DATA SHOWN:

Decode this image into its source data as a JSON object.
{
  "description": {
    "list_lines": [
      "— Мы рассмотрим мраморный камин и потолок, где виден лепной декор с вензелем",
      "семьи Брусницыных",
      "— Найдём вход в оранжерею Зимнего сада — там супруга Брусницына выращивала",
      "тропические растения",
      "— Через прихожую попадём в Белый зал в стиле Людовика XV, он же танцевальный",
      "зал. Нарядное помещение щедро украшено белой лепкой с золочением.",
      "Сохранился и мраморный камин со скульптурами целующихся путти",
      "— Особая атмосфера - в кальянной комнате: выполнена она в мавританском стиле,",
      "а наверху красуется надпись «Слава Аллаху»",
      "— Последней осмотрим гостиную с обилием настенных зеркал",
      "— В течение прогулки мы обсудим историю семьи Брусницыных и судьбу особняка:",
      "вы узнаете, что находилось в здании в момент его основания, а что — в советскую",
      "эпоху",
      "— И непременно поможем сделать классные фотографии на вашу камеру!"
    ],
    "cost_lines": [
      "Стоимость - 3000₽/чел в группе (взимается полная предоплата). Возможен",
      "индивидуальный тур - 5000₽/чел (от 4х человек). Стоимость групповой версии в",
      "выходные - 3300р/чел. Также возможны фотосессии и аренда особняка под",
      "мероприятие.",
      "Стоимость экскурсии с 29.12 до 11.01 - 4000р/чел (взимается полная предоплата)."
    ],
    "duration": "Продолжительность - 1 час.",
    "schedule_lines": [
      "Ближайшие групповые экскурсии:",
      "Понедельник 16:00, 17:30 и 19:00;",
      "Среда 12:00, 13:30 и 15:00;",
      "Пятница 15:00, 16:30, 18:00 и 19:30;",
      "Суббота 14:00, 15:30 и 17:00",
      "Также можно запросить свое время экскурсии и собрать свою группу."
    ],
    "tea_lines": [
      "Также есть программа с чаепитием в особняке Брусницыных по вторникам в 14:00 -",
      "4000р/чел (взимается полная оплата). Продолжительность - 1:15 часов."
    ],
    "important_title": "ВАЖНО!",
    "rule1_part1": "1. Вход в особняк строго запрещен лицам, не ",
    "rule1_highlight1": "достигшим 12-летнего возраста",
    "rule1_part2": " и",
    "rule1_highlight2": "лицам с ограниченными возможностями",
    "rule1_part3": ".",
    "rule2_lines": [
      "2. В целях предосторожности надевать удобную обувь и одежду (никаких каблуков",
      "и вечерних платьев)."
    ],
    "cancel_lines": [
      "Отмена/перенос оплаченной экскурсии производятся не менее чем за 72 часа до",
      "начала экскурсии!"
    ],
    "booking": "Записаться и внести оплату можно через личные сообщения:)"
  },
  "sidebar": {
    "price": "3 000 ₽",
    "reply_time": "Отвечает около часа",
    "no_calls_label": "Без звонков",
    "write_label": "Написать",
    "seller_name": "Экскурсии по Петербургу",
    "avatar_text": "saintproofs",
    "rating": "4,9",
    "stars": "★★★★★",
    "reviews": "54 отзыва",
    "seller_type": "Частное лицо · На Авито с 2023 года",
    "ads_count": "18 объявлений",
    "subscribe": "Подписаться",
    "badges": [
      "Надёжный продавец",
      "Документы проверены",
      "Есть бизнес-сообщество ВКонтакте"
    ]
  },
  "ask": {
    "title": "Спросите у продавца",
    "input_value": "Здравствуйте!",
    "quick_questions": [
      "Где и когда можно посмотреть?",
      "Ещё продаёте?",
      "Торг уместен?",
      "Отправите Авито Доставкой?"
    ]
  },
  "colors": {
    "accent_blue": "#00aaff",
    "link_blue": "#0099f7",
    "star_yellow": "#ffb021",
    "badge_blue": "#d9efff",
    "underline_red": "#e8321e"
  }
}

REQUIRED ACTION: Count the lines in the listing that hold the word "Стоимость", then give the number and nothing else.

ANSWER SPACE: 3